An Interview with Megan Turner

What do you find appealing about the short story form? 

The short story is appealing because it forces you to get everything right. As one of my professors once said, there isn’t any room for error. Everything—each sentence, character, and plot twist—needs to be essential to the piece. This may sound unappealing, but I think from a writer’s standpoint, the short story offers up a challenge of sorts. If a writer can master this form, she has the ability to master almost anything.  

What influenced this piece? 
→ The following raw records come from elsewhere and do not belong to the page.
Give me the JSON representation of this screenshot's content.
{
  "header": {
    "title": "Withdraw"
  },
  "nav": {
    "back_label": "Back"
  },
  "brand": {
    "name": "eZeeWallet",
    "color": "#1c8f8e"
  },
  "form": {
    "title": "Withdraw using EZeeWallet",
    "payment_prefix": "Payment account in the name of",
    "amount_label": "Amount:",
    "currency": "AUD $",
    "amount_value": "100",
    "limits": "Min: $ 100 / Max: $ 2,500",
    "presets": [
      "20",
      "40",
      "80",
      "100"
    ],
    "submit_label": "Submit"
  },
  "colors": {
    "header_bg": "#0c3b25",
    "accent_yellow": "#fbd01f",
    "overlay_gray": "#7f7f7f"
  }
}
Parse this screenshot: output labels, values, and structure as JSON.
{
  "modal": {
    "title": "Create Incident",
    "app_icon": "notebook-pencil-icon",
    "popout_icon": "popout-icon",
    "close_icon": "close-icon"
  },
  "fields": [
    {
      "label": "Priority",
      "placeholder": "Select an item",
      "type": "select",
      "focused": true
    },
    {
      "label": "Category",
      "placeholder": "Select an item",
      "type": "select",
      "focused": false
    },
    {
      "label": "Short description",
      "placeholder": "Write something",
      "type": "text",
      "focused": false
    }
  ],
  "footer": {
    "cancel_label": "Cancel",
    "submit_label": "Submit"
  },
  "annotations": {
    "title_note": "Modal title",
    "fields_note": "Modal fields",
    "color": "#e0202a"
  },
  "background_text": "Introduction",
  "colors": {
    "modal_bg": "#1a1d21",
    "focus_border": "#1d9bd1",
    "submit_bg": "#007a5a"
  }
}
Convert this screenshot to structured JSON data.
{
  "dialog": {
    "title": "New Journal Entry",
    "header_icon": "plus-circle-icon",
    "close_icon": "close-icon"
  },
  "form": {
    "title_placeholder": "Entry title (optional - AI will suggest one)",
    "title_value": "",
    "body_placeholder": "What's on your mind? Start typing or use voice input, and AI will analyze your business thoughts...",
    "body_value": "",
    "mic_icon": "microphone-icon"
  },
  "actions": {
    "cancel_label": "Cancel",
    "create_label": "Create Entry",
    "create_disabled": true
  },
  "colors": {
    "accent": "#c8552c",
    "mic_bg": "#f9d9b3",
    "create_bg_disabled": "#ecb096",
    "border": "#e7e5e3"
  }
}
I consider “The Gray Hours” to be part of a series of short stories, all focused on language. I wrote this piece with the intention of evoking a certain mood related to solitude and depression. I was especially interested in the narrator’s ability to find something meaningful and appealing in her environment, despite its flaws. 

Which writer/body of work has informed your writing and/or inspired you? 

I tend to like work that is focused on language but also tests the limits of form. Some of my favorite contemporary writers are Marilynne Robinson, Toni Morrison, Salman Rushdie, and Colum McCann. My most recent, favorite reads are: A Tale for the Time Being by Ruth Ozeki, The Ocean at the End of Lane by Neil Gaiman, The Brief Wondrous Life of Oscar Wao by Junot Díaz, and All the Light We Cannot See by Anthony Doerr (which I am currently reading).